As a journalist standing at the crush barriers, I bought into the myth that the DUP were great negotiators; as a politician inside the room, I saw a different reality. What they do better than most is sell a message. After St Andrews, their 2007 manifesto was a literary victory lap, with multiple boasts that now ring hollow: "Our approach has brought republicans this far and will succeed. Ultimately, it will ensure that, when devolution returns, it can be on a permanent basis." And: "By requiring the conditions to be right for devolution, we are ensuring the best opportunity for democratic institutions to be stable and lasting". "Stable and lasting"?
Yet, it matters not, because come polling day, the majority of unionists who vote are happy to back the DUP, whatever its record - and the DUP knows it. Witness the tweet from former senior adviser Richard Bullick, who dismissed concern about the DUP's handling of the talks debacle thus: "Whatever the exact truth of all of this will be forgotten even by those who were ever interested in a day or two."
Now, there's a statement that sums up the DUP feeling of invincibility at the ballot box.
Yes, the Belfast Agreement was about creating devolved political institutions - and the current debate has been, in part, about how many feel instruments like the petition of concern have corrupted the workings of our particular form of democracy.
But 1998 was about something even greater. It was about a joint commitment to taking the opportunity to start again, redefining our relationships based on common values - tolerance, reconciliation, mutual trust. That is where the real failure lies. These values are difficult at the best of times, but without a significant effort at building relations there is no foundation on which to build.
At UTV, our politicians would rip into each other in the Counterpoint studio before retiring to the green room for a beer, a glass of wine or a cup of coffee. There, the atmosphere was much more cordial; people would enquire if their political opponent's wife had had her hip operation, or if their daughter had secured the grades she needed for a place at university. In other words, they knew each other. I do not sense that atmosphere of collegiality in the current clump of MLAs.
The fact is no one is going away - republicans, nationalists, unionists, loyalists and others. We simply have to find a way to rub along together. When President Clinton first visited us he told his audience at the old Mackies foundry about the county in Los Angeles that was home to over 150 different ethnic and racial groups.

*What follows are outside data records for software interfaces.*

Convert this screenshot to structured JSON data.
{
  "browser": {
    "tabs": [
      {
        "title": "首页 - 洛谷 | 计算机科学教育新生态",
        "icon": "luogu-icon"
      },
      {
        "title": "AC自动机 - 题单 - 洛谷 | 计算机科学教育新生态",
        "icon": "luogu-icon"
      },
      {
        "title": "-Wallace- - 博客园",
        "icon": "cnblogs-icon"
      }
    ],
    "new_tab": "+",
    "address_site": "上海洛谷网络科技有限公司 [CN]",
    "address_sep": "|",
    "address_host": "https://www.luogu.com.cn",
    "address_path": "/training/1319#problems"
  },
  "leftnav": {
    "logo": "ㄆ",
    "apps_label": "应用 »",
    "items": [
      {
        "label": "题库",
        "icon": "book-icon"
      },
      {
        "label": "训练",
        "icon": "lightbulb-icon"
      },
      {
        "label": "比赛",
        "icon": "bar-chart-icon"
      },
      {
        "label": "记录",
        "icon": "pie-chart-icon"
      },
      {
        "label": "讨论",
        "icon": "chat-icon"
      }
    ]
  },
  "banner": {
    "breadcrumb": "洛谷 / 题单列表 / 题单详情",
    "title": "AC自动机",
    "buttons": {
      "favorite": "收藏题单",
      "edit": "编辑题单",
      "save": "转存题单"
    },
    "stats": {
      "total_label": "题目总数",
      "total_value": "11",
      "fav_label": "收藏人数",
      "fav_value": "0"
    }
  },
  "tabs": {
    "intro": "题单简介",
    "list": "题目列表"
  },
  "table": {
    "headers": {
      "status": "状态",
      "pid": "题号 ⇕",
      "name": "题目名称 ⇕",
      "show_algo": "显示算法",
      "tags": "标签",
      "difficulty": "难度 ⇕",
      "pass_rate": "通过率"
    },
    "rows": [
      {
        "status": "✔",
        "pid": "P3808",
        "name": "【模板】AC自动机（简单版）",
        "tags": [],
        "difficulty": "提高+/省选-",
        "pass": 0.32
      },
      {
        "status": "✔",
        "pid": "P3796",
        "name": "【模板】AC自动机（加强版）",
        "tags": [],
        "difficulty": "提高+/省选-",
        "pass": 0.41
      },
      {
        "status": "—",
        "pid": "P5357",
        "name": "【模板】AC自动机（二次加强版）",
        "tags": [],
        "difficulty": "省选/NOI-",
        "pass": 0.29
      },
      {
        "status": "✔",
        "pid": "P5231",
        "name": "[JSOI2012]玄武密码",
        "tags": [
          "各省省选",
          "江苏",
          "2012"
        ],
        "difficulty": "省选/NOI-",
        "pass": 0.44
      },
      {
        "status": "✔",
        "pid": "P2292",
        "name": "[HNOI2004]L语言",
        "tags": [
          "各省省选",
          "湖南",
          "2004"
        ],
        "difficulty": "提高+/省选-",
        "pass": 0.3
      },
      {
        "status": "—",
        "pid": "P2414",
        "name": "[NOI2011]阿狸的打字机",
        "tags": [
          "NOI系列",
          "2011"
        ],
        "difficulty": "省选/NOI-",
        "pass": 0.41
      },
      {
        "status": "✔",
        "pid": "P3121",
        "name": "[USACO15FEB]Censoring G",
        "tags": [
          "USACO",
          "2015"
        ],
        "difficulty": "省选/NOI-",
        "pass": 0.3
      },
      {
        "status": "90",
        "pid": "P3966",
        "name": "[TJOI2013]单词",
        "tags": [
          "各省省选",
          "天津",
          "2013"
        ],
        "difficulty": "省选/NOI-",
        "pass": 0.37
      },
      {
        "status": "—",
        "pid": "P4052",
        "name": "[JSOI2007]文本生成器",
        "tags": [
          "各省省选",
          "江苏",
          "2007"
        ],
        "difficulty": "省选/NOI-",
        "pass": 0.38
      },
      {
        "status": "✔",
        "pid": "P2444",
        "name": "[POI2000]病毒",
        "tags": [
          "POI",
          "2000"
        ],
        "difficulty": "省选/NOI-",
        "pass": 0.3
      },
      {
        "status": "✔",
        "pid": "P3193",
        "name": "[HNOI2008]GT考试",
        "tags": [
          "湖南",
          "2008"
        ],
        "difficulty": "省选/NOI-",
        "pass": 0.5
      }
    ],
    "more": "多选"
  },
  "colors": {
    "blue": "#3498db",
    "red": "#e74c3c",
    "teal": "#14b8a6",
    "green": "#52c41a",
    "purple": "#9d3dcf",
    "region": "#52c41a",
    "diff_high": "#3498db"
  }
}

It wasn't a throwaway line. It was a signpost to resolving the tension that bedevils our society - the strain between the individual's sense of identity and the territorial sovereignty of where they live. Some 150 ethnic groups may sit cheek by jowl in LA, eating their own food, listening to their own music, reading their own literature, but they do so under the Stars & Stripes that marks the territorial sovereignty of where they are: identity respected, constitutional status acknowledged. The 1998 Agreement tried to reflect that; implementation has failed.
Stormont should not be allowed to come back without a sea-change in attitude towards the importance of working as a proper coalition. Of course, we all compete for votes as political opponents, but once the election is over we are supposed to flick the switch that transforms us into political partners. I have seen precious little evidence of that transformation.
So, I suggest we park our differences and narrow our focus, committing to 10 years - two mandates - where all we think about is the prosperity of our people; not just the amount of money in their back pockets, but also their mental health and wellbeing.
We should measure that in terms of a world-class health service, a best-in-class education system and the infrastructure that will lay the foundation to transform our economy. If we do that, we may find the common purpose and spirit of joint venture that has been so badly missing.
And, if we achieve that, the really difficult stuff might just be viewed in a different, kinder light.
Mike Nesbitt is Ulster Unionist MLA for Strangford and a former leader of the party. He was a journalist at UTV in Belfast from 1992 to 2006